What needs to be done
Search the records for "this" and copy each line that holds it.

Data to examine
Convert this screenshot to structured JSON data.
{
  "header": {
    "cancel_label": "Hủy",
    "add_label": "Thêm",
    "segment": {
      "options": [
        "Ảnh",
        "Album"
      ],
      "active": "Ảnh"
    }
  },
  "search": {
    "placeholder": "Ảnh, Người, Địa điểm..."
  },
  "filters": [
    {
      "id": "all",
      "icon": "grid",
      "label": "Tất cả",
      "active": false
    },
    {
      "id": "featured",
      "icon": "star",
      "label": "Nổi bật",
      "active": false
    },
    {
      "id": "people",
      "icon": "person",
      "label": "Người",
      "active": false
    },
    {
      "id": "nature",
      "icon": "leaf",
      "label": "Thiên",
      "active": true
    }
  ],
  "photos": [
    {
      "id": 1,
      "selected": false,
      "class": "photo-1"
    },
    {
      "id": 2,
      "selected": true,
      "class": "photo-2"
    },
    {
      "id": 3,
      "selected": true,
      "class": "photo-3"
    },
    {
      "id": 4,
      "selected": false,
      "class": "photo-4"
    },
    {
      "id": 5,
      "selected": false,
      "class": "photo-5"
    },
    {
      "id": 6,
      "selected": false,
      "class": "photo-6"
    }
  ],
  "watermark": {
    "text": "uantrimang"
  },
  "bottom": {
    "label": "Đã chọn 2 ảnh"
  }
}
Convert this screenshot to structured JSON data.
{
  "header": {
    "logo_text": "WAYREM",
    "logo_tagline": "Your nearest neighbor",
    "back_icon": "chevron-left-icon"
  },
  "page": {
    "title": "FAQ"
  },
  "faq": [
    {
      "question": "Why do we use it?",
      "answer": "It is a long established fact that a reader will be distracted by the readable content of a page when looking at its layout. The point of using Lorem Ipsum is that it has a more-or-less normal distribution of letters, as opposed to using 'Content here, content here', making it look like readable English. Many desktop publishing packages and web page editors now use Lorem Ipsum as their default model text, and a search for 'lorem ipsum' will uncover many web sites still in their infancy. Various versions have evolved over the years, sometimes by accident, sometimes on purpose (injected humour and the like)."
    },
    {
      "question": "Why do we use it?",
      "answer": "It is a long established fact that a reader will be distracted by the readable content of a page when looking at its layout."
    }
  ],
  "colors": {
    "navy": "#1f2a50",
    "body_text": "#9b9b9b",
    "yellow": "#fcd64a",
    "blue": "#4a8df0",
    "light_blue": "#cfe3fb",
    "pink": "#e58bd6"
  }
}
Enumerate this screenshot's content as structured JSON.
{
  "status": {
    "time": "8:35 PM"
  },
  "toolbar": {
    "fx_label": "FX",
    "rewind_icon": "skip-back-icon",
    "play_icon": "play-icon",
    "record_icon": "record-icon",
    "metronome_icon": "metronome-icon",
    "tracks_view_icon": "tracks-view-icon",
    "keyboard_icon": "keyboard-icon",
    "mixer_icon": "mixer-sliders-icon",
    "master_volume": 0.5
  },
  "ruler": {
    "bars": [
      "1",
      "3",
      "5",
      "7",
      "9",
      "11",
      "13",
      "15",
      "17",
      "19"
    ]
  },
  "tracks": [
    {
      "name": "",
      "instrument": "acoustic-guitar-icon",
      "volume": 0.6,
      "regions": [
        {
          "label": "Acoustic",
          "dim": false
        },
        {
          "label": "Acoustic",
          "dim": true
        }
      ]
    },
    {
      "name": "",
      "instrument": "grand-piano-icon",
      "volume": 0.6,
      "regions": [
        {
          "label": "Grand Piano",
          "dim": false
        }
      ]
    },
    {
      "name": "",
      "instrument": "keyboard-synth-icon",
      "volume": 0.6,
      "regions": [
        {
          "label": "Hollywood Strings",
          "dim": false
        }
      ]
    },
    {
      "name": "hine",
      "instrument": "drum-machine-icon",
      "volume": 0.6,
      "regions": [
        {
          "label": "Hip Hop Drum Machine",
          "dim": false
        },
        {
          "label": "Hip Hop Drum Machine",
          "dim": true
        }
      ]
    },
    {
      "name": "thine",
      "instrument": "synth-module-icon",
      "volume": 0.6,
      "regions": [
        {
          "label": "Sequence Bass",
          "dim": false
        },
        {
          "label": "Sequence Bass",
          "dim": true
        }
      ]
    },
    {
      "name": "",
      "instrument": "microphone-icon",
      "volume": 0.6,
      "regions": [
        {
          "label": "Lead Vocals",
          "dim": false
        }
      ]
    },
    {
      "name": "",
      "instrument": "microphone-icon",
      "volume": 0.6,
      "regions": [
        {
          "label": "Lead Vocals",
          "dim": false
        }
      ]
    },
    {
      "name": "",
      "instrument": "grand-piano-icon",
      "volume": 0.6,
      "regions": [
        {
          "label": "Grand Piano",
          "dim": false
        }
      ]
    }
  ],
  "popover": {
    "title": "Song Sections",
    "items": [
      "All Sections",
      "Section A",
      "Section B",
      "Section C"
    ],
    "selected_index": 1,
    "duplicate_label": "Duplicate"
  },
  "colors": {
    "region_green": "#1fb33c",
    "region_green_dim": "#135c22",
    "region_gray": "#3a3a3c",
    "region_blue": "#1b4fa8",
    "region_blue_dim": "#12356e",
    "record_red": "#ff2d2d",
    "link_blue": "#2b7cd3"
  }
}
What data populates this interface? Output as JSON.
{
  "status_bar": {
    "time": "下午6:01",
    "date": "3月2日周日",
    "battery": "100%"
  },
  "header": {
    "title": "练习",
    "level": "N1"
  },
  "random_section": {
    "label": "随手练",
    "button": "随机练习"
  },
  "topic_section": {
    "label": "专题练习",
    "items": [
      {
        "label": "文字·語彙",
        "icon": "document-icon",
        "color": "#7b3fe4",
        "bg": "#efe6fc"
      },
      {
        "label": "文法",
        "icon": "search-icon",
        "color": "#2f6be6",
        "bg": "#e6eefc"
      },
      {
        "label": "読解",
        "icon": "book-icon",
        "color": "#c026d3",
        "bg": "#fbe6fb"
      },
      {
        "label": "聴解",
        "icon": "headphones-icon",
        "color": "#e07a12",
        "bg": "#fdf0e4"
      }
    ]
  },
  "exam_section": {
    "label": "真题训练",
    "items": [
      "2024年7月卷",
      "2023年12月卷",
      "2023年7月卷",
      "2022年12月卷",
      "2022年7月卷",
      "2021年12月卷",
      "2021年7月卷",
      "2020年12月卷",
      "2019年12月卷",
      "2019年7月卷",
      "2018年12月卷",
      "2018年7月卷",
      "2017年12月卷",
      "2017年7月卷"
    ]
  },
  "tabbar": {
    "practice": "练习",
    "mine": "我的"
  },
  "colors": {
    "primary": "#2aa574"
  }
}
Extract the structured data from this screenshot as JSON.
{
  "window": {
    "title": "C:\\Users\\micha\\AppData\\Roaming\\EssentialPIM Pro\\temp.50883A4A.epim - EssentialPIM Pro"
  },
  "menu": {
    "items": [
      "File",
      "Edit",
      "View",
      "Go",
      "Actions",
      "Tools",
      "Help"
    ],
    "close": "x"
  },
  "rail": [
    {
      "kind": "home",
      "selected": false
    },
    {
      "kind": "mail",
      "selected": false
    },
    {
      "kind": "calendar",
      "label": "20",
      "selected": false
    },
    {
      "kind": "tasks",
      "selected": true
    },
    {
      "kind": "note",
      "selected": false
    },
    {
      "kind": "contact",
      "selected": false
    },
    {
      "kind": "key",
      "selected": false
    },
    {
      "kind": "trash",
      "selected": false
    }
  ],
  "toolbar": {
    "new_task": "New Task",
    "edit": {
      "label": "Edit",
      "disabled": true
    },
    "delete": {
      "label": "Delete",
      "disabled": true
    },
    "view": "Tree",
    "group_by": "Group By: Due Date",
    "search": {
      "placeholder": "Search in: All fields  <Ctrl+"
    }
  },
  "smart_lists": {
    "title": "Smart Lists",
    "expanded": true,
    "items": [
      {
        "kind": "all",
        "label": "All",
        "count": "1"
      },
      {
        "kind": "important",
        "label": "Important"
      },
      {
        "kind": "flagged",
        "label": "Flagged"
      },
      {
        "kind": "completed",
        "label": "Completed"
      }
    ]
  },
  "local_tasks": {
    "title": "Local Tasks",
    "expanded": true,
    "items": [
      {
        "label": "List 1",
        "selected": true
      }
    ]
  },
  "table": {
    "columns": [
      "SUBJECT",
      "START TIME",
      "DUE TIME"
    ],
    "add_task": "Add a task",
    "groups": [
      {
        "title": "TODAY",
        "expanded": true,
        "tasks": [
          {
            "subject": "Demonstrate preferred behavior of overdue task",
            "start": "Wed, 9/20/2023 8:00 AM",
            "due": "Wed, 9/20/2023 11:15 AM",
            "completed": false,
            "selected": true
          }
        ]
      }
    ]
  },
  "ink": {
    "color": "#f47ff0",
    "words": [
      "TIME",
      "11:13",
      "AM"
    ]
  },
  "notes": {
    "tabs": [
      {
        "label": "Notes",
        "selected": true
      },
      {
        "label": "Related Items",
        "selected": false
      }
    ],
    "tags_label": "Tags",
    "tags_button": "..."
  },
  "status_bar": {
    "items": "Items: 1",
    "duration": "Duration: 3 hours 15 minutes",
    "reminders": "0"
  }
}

Exercise output
Convert this screenshot to structured JSON data.
Convert this screenshot to structured JSON data.
Enumerate this screenshot's content as structured JSON.
What data populates this interface? Output as JSON.
Extract the structured data from this screenshot as JSON.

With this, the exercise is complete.